Europe would be weaker and a less secure place without the Visegrad Group, the Hungarian foreign minister said at the Globsec security forum in Pozsony (Bratislava) on Thursday.
“Such a statement would probably have sounded arrogant a few years ago, but today it reflects reality,” Péter Szijjártó told a panel discussion on the future cooperation of the grouping comprising the Czech Republic, Hungary, Poland and Slovakia.
“It is clear that central Europe is and will be Europe’s engine of growth,” Szijjártó said, adding that as a result of its rational economic policies, the region’s economic growth had “well outperformed” the average growth rate of the European Union.
The minister said it was worth noting that if the V4 countries had not opposed the implementation of mandatory migrant quotas as strongly as they had, Europe today would have “hundreds of thousands of more illegal immigrants”.
He also pointed out that the central European countries were keeping key issues like EU enlargement in the Western Balkans on the bloc’s agenda “which otherwise would’ve been forgotten”.
“We must reject all politically motivated claims and accusations that try to give the impression that we, central Europeans only reap the benefits of being members of the European Union without contributing anything to it.” Szijjártó said.
Concerning the debate on the next EU budget, the minister said the V4 rejected the view that they were only entitled to funding “out of the kindness of our western European friends”.

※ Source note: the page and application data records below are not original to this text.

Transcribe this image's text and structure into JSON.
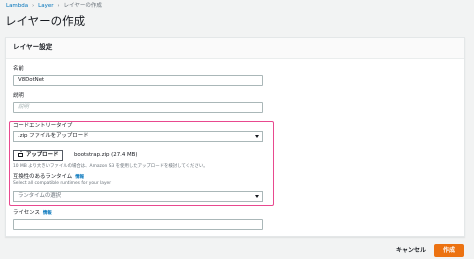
{
  "breadcrumb": [
    "Lambda",
    "Layer",
    "レイヤーの作成"
  ],
  "page_title": "レイヤーの作成",
  "panel": {
    "title": "レイヤー設定",
    "name": {
      "label": "名前",
      "value": "V8DotNet"
    },
    "description": {
      "label": "説明",
      "placeholder": "説明"
    },
    "code_entry": {
      "label": "コードエントリータイプ",
      "selected": ".zip ファイルをアップロード",
      "upload_button": "アップロード",
      "file_name": "bootstrap.zip (27.4 MB)",
      "hint": "10 MB より大きいファイルの場合は、Amazon S3 を使用したアップロードを検討してください。"
    },
    "runtimes": {
      "label": "互換性のあるランタイム",
      "info": "情報",
      "sublabel": "Select all compatible runtimes for your layer",
      "placeholder": "ランタイムの選択"
    },
    "license": {
      "label": "ライセンス",
      "info": "情報",
      "value": ""
    }
  },
  "footer": {
    "cancel": "キャンセル",
    "create": "作成"
  },
  "colors": {
    "link": "#0073bb",
    "highlight": "#e8498f",
    "primary": "#ec7211"
  }
}
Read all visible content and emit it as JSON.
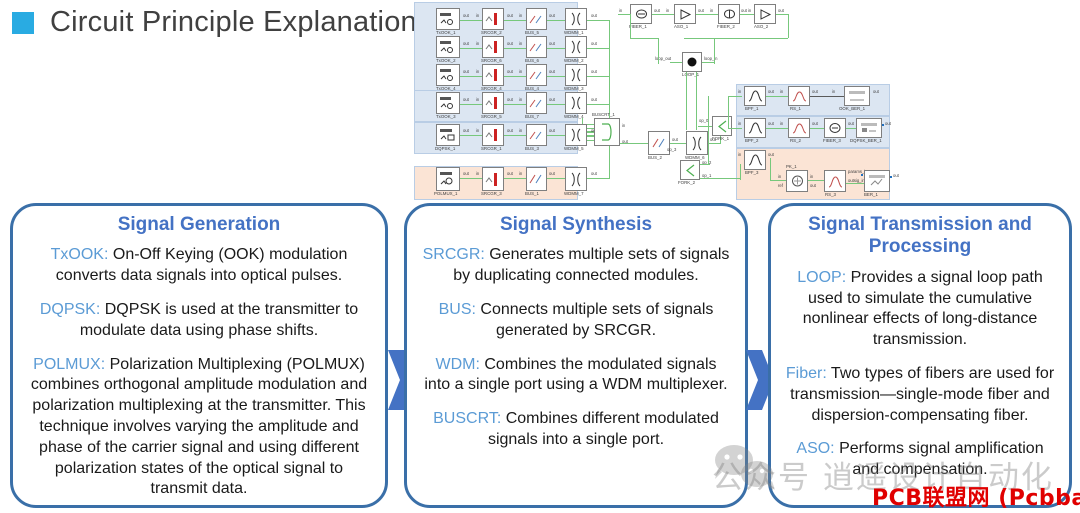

“That’s not how it works,” Szijjártó said. “We’re entitled to those funds because we, too contribute to the EU’s economic output and we fulfil the commitments we made when joining the bloc and as compensation we’re entitled to EU funding. We won’t accept any sort of procedure that would allocate funding to member states on the basis of subjective conditions. This is an objective issue in which there’s no need for any kind of political procedure that opens the door to blackmail.”
During his visit to Bratislava, Szijjártó also held talks with Andrej Dolezal, Slovakia’s minister of transport.
featured image via Lajos Soós/MTI